Following the April 27 biosolids protest in front of Kamloops City Hall, the city has issued an online statement to clarify its position.
“The vast majority of concerns we have heard are from those who oppose the beneficial reuse of biosolids and would like to see revised OMRR (organic matter recycling regulations) regulations,” the statement reads.
“The City of Kamloops does not oversee the OMRR and cannot speak to the concerns with that regulation.
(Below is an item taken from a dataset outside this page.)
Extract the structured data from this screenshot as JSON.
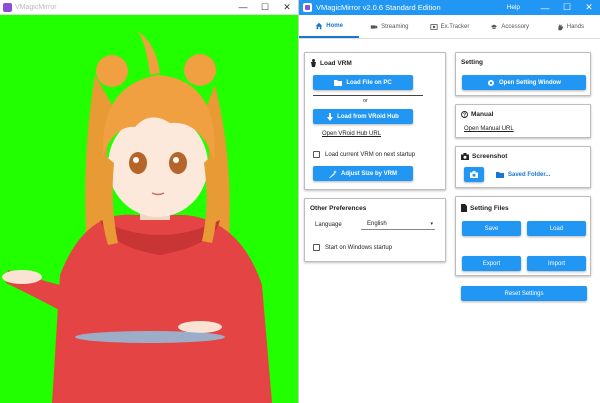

The City of Kamloops remains committed to adhering to all applicable legislation that governs the beneficial reuse of biosolids.”
Turtle Valley resident Connie Seaward noted biosolids, also known as treated sewage sludge, are in fact coming from the city’s treatment facility, arguing all who flush are to blame.
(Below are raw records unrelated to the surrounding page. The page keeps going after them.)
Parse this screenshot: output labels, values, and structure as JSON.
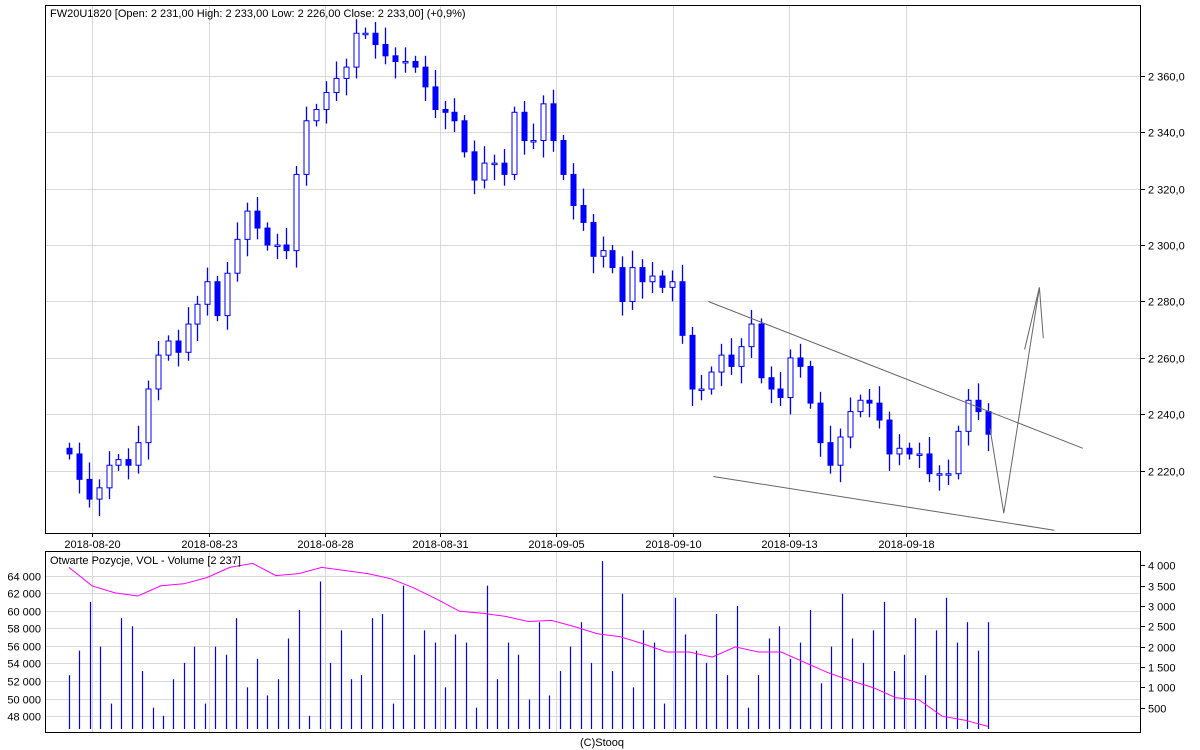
{
  "chart_data": [
    {
      "type": "candlestick",
      "title": "FW20U1820 [Open: 2 231,00  High: 2 233,00  Low: 2 226,00  Close: 2 233,00] (+0,9%)",
      "y_ticks": [
        "2 220,0",
        "2 240,0",
        "2 260,0",
        "2 280,0",
        "2 300,0",
        "2 320,0",
        "2 340,0",
        "2 360,0"
      ],
      "y_tick_values": [
        2220,
        2240,
        2260,
        2280,
        2300,
        2320,
        2340,
        2360
      ],
      "ylim": [
        2198,
        2385
      ],
      "x_ticks": [
        "2018-08-20",
        "2018-08-23",
        "2018-08-28",
        "2018-08-31",
        "2018-09-05",
        "2018-09-10",
        "2018-09-13",
        "2018-09-18"
      ],
      "x_tick_index": [
        2.3,
        14.2,
        25.9,
        37.5,
        49.3,
        61.1,
        72.9,
        84.7
      ],
      "x_index_range": [
        -2.3,
        102.6
      ],
      "grid": true,
      "colors": {
        "candle": "#0000ff",
        "grid": "#d9d9d9",
        "drawing": "#666666"
      },
      "closes": [
        2226,
        2217,
        2210,
        2214,
        2222,
        2224,
        2222,
        2230,
        2249,
        2261,
        2266,
        2262,
        2272,
        2279,
        2287,
        2275,
        2290,
        2302,
        2312,
        2306,
        2300,
        2300,
        2298,
        2325,
        2344,
        2348,
        2354,
        2359,
        2363,
        2375,
        2375,
        2371,
        2367,
        2365,
        2365,
        2363,
        2356,
        2348,
        2347,
        2344,
        2333,
        2323,
        2329,
        2329,
        2325,
        2347,
        2337,
        2337,
        2350,
        2337,
        2325,
        2314,
        2308,
        2296,
        2298,
        2292,
        2280,
        2292,
        2287,
        2289,
        2285,
        2287,
        2268,
        2249,
        2249,
        2255,
        2261,
        2257,
        2264,
        2272,
        2253,
        2249,
        2246,
        2260,
        2257,
        2244,
        2230,
        2222,
        2232,
        2241,
        2245,
        2244,
        2238,
        2226,
        2228,
        2226,
        2226,
        2219,
        2219,
        2219,
        2234,
        2245,
        2241,
        2233
      ],
      "first_open": 2228,
      "trendlines": [
        {
          "name": "upper-trendline",
          "points": [
            [
              64.7,
              2280
            ],
            [
              102.6,
              2228
            ]
          ]
        },
        {
          "name": "lower-trendline",
          "points": [
            [
              65.2,
              2218
            ],
            [
              99.7,
              2199
            ]
          ]
        },
        {
          "name": "projection-path",
          "points": [
            [
              93.2,
              2235
            ],
            [
              94.6,
              2205
            ],
            [
              98.2,
              2285
            ],
            [
              98.6,
              2267
            ]
          ]
        },
        {
          "name": "projection-arrow-wing",
          "points": [
            [
              96.7,
              2263
            ],
            [
              98.2,
              2285
            ]
          ]
        }
      ]
    },
    {
      "type": "bar+line",
      "title": "Otwarte Pozycje, VOL - Volume [2 237]",
      "left_ticks": [
        "48 000",
        "50 000",
        "52 000",
        "54 000",
        "56 000",
        "58 000",
        "60 000",
        "62 000",
        "64 000"
      ],
      "left_tick_values": [
        48000,
        50000,
        52000,
        54000,
        56000,
        58000,
        60000,
        62000,
        64000
      ],
      "left_ylim": [
        46200,
        66800
      ],
      "right_ticks": [
        "500",
        "1 000",
        "1 500",
        "2 000",
        "2 500",
        "3 000",
        "3 500",
        "4 000"
      ],
      "right_tick_values": [
        500,
        1000,
        1500,
        2000,
        2500,
        3000,
        3500,
        4000
      ],
      "right_ylim": [
        0,
        4350
      ],
      "colors": {
        "volume": "#0000ff",
        "open_interest": "#ff00ff"
      },
      "volume": [
        1300,
        1900,
        3100,
        2000,
        600,
        2700,
        2500,
        1400,
        500,
        300,
        1200,
        1600,
        2000,
        600,
        2000,
        1800,
        2700,
        1000,
        1700,
        800,
        1200,
        2200,
        2900,
        300,
        3600,
        1600,
        2400,
        1200,
        1300,
        2700,
        2800,
        600,
        3500,
        1800,
        2400,
        2100,
        1000,
        2300,
        2100,
        500,
        3500,
        1200,
        2100,
        1800,
        700,
        2600,
        800,
        1400,
        2000,
        2600,
        1600,
        4100,
        1400,
        3300,
        1000,
        2400,
        2100,
        600,
        3200,
        2300,
        1900,
        1600,
        2800,
        1300,
        3000,
        500,
        1300,
        2200,
        2500,
        1700,
        2100,
        2900,
        1100,
        2000,
        3300,
        2200,
        1600,
        2400,
        3100,
        1400,
        1800,
        2700,
        1300,
        2400,
        3200,
        2100,
        2600,
        1900,
        2600
      ],
      "open_interest": [
        64930,
        62840,
        62030,
        61680,
        62840,
        63070,
        63770,
        64930,
        65390,
        64000,
        64230,
        64930,
        64580,
        64230,
        63650,
        62610,
        61330,
        59940,
        59710,
        59360,
        58780,
        58900,
        58200,
        57390,
        57040,
        56230,
        55300,
        55300,
        54720,
        55880,
        55300,
        55300,
        54140,
        52990,
        52060,
        51250,
        50090,
        49860,
        48000,
        47540,
        46840
      ]
    }
  ],
  "footer": "(C)Stooq"
}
She added it was the city that signed a contract to truck biosolids to the Turtle Valley after residents in Kamloops opposed land application in city limits.
“It’s their treatment facility and they should have a greener response,” Seaward said.
Furthermore, the city states it has engaged with people via its Let’s Talk website, responded to public inquiries, visited Turtle Valley residents and provided the Turtle Valley Community Association with a tour of the wastewater treatment centre.
The city maintains projects similar to the one in the Turtle Valley occur throughout the province and across the country “with great success” and hopes to avoid misinformation.
Meanwhile, protestors continue to block access of Arrow trucks near the Turtle Valley Bison Company, where the plan continues to be to apply biosolids to reclaim about 21 hectares of previously logged land. Arrow is fighting for an injunction in court in Vancouver.
The city continues to work on a way in which to manage its biosolids long-term. A working group has been analyzing options and a staff report will come to council at the end of May.
The city’s full statement can be read online.